I got home at five in the evening. There was no one in the living room when I got home. It was a ghost town.
“Hadley, Dick and Tammy, Dad is home,” I had said. There was no response. I had gone to the kitchen hoping to find Stefi there. No, she wasn’t there. I had to go to the bedroom. And I saw nobody there too. This was when it struck me that I was home alone. Then I went back to the living room where I sat on a couch and yawned a couple of times, my mouth wide open, my teeth flashing, like I was about to become a hippo. It was exhaustion that made me do that. With a sudden spike in clients’ requests, I had a much busier day of chiselling, cutting and hammering at the workshop. Yes, I’m a carpenter and that is what I do.
Stefi had been out with the kids. Their destination, I did not know because she did not bother to inform me she had planned to go out with our kids. I had become so inconsequential at this time that consulting with me for a husband and wife decision had become something she saw as a complete waste of her time. I got a brand new reply that shook me to my bones when I confronted her on this.
“You know what?” She had said. “Why should I bother when your mind is so unstable?”
“And what is that supposed to mean,” I had responded.
“You know what it is,” Stefi said with intent to malign, oozing in her tone. “Stop being an unfit father figure.” What? I shook that off like Taylor Swift, just like I wasn’t hurt. And the truth remained that I was.
Silence in the living room haunted my mind and made it jam my head with words about how many ways my marriage had gone wrong and how far Stefi’s acts had gone way out of control. You’ve lost control. Are you really married to Stefi? Don’t think you do! Do you really have kids? Stop deluding yourself! There’s no man in this house except the one that comes from outside. You’ve lost it all. You’re nothing. You’re nobody!
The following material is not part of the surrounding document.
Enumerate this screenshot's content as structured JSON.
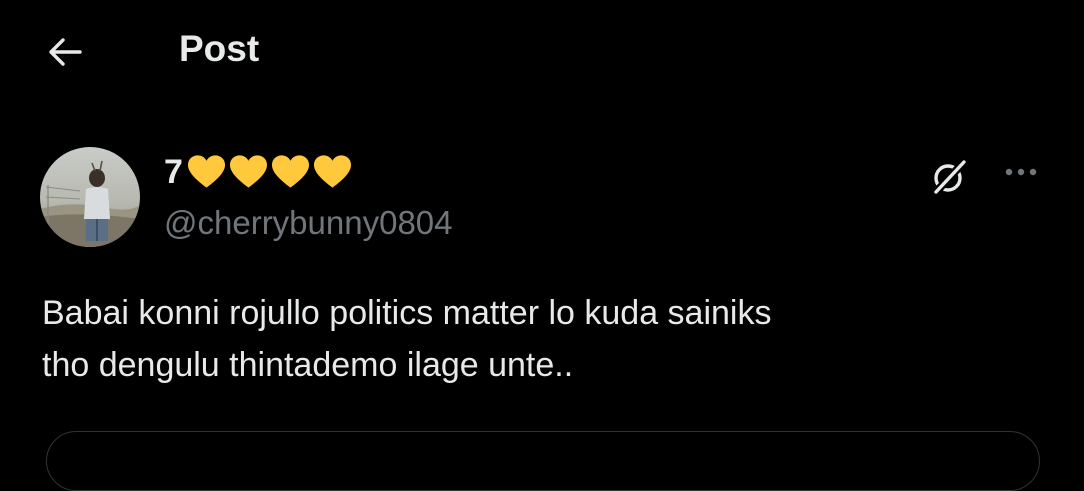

“I’m somebody!” I had to scream to stop words in my head I thought were out to take me hostage. With that, I walked straight to the bedroom and flung myself into bed. And guess who came talking to me. You already know whom it was. It needs no introduction by now.
Is all messed up right now for you, but you don’t need to be in this mess, said the voice. There is nothing in this for you. You don’t even have kids.
“Don’t even go there,” I said with a little bit of anger in my voice. “Unless you’re blind, you should know that I have children.”
How could you say that, Jan? When you refused to go see a doctor.
“How did you know that?” I asked, intrigued.
I know everything about you and I’m waiting for you with love.
“So what are you saying?”
I know you believe you have kids and can make more kids if the woman with you agrees.
“That is my wife you’re talking about. I have a wife.”
I’m not saying you don’t. All I’m saying is that you need to see why you’re in this mess to be able to see where you should be heading.
“And that means…..”
At first you couldn’t make her pregnant and later you did.
“How is that supposed to be any of your business?”
You haven’t asked yourself why. Seeing a doctor holds the answer. Don’t tell me you don’t dream to get your life back in one piece.
And with that, the voice spoke no further. It was gone. And for the first time, it left me feeling it had made some sense. It had dropped a seed in my mind. That seed was a question that began to tug at my mind in need of an answer. That was how I started to dwell on why I could not make Stefi pregnant at first, and later I could. I thought the why could lead to an interesting find. Maybe something as revolutionary as the theme park idea for Dinosaurs in the Jurassic Park novel, I thought. But what I did find was quite revealing in a shocking sort of way I would never have imagined. Oh my word! Did I hear somebody ask what that was? It was biological. It was ugly. I couldn’t believe it.